Minerva slumps as FDA finds fault with schizophrenia filing

Minerva slumps as FDA finds fault with schizophrenia filing

Shares in Minerva Neurosciences have lost more than half their value after the FDA rejected its marketing application for roluperidone as a treatment for the negative symptoms of schizophrenia.

In a complete response letter (CRL), the US regulator pointed to various deficiencies in the clinical data filed in support of roluperidone and said Minerva would have to run a new clinical trial before it could accept another marketing application.

Roluperidone (MIN-101), which blocks serotonin, sigma, and α-adrenergic receptors, is designed to avoid the blockade of dopamine receptors that are associated with side effects seen with older antipsychotic drugs.

It failed a phase 3 trial in 2020, but subsequently showed evidence that it may be able to target the negative symptoms of schizophrenia – such as apathy and social withdrawal – that remain stubbornly resistant to treatment with current therapies.

Despite the missed result, Minerva pressed ahead with a regulatory filing specifically for treating negative symptoms of schizophrenia, only to be knocked back at its first attempt when the FDA deemed the dossier inadequate.

The agency subsequently changed its mind and started a review, but has now concluded that a single study “is insufficient on its own to establish substantial evidence of effectiveness,” according to a Minerva statement.

Other deficiencies in the application include a lack of data on concomitant administration of other antipsychotics, while the study included too few patients exposed to the drug at the proposed dose (64 mg) for at least 12 months and was unable to show that the effect on negative symptoms was clinically meaningful.

“We are disappointed that the FDA has not approved roluperidone and will request a meeting to discuss the issues raised and attempt to address FDA’s feedback,” said Dr Remy Luthringer, Minerva’s chief executive.

Shares in the company lost more than 58% of their value after the announcement, as investors digested the news that another trial would likely be required, introducing a considerable delay to what is Minerva’s only clinical-stage programme.

It previously had a co-development agreement with Johnson & Johnson’s Janssen subsidiary for antidepressant seltorexant, now in phase 3, but opted out in 2020 and sold off its royalty interest to Royalty Pharma.

Aside from roluperidone, its only development candidate is MIN-301, a recombinant form of the neuregulin-1β1 protein in preclinical testing as a Parkinson’s disease therapy.

The CRL shows once again that the effort to end decades of stagnation in the development of new therapies for schizophrenia remains challenging.

Last year, for example, Sumitomo Pharma America and Otsuka’s TAAR1/serotonin 5-HT1A agonist ulotaront failed a pair of phase 3 trials, dousing hopes that it could offer an effective treatment with much-improved tolerability compared to current therapies, while a drug in the same class from Roche, ralmitaront, also failed phase 2 testing and no longer appears in its pipeline listing.

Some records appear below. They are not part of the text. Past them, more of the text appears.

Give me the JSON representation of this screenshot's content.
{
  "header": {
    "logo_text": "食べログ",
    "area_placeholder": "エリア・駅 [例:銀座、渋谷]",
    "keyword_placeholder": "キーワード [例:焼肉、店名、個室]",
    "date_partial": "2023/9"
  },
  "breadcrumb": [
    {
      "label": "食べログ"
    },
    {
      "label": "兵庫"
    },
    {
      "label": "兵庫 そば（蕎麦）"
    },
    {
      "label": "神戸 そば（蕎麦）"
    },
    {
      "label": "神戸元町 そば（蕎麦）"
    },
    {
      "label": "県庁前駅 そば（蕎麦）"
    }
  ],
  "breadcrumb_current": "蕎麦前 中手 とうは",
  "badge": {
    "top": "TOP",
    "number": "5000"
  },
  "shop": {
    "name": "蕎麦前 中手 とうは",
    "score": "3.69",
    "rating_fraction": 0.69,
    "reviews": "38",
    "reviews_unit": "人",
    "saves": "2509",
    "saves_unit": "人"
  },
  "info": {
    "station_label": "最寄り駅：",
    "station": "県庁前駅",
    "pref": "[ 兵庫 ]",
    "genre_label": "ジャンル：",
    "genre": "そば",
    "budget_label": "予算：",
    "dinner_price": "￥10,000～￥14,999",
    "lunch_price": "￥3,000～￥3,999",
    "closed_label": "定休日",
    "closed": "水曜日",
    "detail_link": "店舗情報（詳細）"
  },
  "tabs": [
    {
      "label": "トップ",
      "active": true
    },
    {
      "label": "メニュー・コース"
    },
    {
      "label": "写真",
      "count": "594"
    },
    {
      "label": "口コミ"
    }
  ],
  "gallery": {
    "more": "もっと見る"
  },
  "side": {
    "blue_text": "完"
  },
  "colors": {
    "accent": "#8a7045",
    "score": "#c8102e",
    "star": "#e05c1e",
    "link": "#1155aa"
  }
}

The next hope for a new treatment is Karuna Therapeutics’ recently-filed KarXT, which combines a muscarinic agonist (xanomeline) acting in the brain with a muscarinic antagonist (trospium), designed to prevent side effects in peripheral tissues. The FDA is due to deliver a verdict on that application in September.